Orchids, like most blooming plants, bloom in seasons. The best way to ensure that your orchid will bloom again after its first blossoms fall off is by taking proper care of the plant during its dormant non-blooming season. By taking the proper measures at the end of one blooming cycle, you can set the stage for the next set of showy blossoms and ensure that your orchid blooms again and again every year.
Each orchid species has a natural blooming season. In most orchids, including the highly popular Phalaenopsis orchid, the growth period during which new leaves emerge begins during the summer months. By autumn, spikes and flower buds begin to appear, and the plant will normally bloom around late autumn, with the blooming period typically ending around the end of winter or early weeks of spring. Although many commercial growers force plants to bloom out of season so they can sell flowering orchids all year round, once your orchid is living at home, you cannot expect it to bloom all year round, as it will naturally revert back to its natural blooming cycle. Most species bloom once a year, with blooms lasting up to several months. Once the flowers begin to drop off, a few more blossoms might appear on the same spike, but this does not always happen. The period of dormancy or non-blooming in most orchids typically lasts about 6 to 9 months, and if your orchid is properly cared for with all of its essential needs met, it will naturally bloom again on its own.

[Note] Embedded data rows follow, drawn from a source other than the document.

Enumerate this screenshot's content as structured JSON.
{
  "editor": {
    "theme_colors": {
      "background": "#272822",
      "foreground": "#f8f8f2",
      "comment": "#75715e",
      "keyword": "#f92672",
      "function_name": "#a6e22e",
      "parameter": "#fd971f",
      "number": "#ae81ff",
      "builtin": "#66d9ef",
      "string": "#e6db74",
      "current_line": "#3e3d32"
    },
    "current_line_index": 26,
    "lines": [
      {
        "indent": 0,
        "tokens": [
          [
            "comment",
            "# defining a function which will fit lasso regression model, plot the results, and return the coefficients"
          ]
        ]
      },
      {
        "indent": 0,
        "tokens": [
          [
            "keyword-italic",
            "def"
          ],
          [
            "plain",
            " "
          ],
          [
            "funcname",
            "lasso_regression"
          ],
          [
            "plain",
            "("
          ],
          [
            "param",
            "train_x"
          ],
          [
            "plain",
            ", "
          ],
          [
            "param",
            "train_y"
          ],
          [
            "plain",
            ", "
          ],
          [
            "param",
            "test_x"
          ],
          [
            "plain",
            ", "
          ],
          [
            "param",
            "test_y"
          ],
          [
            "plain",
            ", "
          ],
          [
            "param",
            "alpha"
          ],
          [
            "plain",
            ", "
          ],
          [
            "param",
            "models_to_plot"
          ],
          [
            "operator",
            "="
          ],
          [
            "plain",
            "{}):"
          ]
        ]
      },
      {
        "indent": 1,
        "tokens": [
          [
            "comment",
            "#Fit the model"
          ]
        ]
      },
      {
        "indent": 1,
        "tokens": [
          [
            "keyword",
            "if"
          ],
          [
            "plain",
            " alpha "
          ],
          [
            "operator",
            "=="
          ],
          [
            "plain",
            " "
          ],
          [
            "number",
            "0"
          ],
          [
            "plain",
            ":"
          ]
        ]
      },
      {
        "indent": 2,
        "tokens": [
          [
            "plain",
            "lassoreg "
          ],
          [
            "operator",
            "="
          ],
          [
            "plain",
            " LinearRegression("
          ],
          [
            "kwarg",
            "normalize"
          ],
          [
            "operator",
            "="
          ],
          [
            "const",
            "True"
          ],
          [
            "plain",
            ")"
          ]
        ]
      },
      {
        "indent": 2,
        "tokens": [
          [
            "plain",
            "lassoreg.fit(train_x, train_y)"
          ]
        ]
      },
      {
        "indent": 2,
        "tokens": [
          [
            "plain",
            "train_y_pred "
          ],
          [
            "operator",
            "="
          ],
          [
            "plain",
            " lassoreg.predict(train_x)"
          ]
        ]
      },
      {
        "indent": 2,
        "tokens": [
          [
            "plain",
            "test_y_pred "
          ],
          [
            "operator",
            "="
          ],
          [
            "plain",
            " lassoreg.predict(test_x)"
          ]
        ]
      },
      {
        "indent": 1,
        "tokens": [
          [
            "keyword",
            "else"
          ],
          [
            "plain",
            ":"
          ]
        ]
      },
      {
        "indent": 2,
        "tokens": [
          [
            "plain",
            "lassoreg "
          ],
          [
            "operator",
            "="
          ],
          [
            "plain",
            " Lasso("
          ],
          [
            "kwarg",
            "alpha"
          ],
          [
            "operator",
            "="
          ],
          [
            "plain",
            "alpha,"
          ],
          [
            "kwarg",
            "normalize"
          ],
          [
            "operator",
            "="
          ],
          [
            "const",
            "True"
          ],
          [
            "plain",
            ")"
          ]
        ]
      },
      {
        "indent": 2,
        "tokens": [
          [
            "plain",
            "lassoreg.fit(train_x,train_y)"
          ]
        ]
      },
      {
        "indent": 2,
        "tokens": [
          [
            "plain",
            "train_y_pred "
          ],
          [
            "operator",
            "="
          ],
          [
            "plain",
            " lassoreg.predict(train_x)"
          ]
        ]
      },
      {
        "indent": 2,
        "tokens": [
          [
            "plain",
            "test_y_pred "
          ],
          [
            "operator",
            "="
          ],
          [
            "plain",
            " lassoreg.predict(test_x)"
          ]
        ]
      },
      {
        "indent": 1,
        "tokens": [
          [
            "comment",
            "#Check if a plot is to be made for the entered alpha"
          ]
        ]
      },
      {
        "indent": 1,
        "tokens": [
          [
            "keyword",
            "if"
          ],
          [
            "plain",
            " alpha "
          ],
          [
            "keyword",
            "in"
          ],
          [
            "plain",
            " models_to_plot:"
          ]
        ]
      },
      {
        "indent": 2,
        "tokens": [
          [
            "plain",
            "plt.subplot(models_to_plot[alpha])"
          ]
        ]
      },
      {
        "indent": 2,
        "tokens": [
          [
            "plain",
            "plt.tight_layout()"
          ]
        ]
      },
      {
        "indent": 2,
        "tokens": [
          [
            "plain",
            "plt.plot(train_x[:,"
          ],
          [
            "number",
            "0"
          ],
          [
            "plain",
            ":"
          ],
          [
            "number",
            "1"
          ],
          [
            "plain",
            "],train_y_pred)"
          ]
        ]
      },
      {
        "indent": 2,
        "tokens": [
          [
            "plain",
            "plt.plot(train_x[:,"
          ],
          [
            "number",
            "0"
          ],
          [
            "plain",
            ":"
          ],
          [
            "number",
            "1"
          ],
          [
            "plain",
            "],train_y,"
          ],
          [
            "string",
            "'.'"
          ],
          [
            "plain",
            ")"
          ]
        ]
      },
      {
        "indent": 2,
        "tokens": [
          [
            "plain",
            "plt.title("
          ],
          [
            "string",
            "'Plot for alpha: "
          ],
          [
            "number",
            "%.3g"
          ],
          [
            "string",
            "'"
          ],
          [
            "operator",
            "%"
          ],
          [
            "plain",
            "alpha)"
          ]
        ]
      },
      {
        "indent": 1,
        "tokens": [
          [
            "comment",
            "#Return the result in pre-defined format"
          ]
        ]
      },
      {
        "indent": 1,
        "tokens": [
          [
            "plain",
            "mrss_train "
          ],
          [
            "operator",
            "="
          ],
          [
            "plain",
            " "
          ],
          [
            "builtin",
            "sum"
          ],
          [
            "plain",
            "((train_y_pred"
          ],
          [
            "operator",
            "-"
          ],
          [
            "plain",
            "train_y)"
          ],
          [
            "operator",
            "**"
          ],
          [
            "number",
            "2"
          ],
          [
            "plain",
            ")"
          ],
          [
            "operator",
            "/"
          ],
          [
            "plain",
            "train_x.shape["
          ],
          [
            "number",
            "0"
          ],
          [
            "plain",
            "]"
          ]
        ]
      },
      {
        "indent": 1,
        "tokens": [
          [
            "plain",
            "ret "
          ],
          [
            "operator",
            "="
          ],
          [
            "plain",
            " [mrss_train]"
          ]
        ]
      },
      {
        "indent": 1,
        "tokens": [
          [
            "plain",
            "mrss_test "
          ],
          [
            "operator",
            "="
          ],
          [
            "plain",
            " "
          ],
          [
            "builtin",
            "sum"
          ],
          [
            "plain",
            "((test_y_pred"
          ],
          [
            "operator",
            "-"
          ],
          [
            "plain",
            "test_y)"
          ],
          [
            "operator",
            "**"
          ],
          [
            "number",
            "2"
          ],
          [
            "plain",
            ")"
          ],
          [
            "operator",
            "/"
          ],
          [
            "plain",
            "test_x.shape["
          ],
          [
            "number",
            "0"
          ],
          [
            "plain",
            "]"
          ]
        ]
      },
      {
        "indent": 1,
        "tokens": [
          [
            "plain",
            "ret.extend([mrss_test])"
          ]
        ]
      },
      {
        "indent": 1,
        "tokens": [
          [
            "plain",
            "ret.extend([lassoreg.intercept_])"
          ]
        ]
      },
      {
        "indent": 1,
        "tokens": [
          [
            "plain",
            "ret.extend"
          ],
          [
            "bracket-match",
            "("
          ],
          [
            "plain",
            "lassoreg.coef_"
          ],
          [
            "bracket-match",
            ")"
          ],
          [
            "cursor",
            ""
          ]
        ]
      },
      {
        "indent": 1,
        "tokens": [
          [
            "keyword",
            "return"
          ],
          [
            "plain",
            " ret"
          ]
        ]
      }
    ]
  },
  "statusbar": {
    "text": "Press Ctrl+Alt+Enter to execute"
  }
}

To make sure that your orchid is happy and healthy enough to re-bloom each year, take the following steps to ensure optimal blooming conditions: